Report every line of the records beneath this task that holds the string "nunaligned".

[Input — start]

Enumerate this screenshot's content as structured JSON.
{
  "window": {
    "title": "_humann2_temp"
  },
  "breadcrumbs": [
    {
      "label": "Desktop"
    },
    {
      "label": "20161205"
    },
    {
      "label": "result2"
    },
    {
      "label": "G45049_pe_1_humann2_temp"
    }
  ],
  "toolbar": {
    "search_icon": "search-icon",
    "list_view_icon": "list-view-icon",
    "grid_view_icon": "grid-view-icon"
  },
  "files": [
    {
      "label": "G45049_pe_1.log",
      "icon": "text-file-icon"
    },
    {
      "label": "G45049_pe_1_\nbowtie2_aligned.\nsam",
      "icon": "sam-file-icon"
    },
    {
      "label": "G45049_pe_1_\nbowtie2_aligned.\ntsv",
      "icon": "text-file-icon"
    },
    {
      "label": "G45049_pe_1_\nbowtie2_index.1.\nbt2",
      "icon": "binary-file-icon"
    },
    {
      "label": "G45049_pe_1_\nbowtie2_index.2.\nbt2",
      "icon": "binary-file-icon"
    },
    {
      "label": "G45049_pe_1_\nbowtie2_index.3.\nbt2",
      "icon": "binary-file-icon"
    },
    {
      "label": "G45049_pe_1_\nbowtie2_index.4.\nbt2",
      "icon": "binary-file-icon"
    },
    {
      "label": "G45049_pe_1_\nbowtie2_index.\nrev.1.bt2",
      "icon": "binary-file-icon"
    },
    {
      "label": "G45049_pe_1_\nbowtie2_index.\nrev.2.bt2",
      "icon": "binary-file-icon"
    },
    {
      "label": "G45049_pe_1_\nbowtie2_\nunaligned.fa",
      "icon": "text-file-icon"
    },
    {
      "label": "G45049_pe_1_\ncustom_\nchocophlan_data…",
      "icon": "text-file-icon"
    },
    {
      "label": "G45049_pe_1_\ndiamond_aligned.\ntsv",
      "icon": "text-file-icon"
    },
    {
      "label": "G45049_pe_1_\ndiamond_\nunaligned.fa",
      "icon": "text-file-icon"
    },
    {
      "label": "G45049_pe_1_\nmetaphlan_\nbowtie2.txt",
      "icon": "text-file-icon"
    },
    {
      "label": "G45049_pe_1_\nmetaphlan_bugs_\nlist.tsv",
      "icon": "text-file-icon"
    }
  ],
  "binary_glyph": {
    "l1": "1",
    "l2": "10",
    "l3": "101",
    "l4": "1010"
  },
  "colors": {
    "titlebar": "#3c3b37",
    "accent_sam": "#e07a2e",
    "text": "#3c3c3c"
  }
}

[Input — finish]

> [Exercise output]
      "label": "G45049_pe_1_\nbowtie2_\nunaligned.fa",
      "label": "G45049_pe_1_\ndiamond_\nunaligned.fa",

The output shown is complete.